2. Create a safe environment.
A safe environment means employees feel comfortable sharing their ideas in a culture of inclusion. Great ideas often come from the people doing the day-to-day work because they are the most experienced at doing their job. They are also often the first to notice when something isn’t working correctly. When employees feel that their ideas are heard and welcomed, the team benefits from their observations.
3. Support employee autonomy.
Supporting autonomy means employees need the freedom to make some of the decisions regarding their work. Not all companies will adopt a model like W. L. Gore’s, which lets employees choose which jobs to take. However, most businesses can benefit from giving more autonomy in select areas.
For small businesses, shared leadership could be as simple as creating a meeting format where employees talk about how ideas are different and where there is agreement, rather than arguing over whose idea is better, Collins said.
According to Chung-Yan, this new way of managing may be as simple as giving people responsibility for things and making sure their supervisors are open to hearing employees’ input on the subject.
“It’s not the same as giving equal responsibility or the same responsibility to more than one person,” Chung-Yan said. “It’s about making sure managers have an open door and that those who take a risk and share an idea or alert managers to a problem don’t get punished for it.”
Key takeaway: Supporting employee autonomy is an excellent talent management strategy, helping retain skilled and valuable individuals for your business.
Does shared leadership work?
“Teams with shared leadership have less conflict, more consensus, more trust, and more cohesion than teams that do not have shared leadership,” Peter Northouse wrote in his book Leadership: Theory and Practice (Sage Publications, 2015).
Shared leadership has far-reaching benefits for members of the organization and the company as a whole. It improves employee engagement and job satisfaction, and it allows the company to adapt to change more quickly and come up with innovative new ideas.
Jeanette Mulvey contributed to the writing and reporting in this article.

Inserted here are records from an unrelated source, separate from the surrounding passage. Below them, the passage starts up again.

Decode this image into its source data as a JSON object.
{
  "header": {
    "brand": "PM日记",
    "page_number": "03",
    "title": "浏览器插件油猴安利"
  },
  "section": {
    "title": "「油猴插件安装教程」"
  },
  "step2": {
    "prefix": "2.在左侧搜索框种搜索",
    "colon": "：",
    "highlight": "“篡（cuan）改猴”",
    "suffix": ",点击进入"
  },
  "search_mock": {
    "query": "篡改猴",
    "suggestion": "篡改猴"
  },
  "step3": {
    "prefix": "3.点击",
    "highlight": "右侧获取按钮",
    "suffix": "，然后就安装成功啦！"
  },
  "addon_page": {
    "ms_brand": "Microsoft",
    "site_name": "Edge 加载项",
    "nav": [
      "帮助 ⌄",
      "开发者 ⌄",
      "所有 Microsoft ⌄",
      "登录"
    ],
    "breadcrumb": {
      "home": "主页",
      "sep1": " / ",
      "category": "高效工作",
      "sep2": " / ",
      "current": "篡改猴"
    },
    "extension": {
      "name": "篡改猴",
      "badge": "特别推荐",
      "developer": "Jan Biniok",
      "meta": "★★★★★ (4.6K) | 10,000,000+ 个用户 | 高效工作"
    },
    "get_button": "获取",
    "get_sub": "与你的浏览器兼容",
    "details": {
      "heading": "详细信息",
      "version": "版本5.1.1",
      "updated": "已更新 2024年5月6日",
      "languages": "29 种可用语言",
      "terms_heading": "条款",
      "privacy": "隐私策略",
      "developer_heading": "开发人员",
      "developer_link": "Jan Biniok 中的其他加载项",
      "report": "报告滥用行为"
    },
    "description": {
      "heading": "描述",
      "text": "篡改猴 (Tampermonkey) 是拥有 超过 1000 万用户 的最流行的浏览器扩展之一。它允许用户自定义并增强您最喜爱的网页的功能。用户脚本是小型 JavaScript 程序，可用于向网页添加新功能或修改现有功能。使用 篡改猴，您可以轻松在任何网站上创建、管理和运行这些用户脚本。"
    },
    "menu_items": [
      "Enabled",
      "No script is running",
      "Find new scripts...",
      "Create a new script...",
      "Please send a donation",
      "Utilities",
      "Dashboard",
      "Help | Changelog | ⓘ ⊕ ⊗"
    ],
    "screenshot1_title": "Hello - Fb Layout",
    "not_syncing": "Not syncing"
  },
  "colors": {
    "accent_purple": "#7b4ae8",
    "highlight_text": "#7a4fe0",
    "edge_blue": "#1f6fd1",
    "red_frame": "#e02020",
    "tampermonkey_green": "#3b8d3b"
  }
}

Source interviews were conducted for a previous version of this article.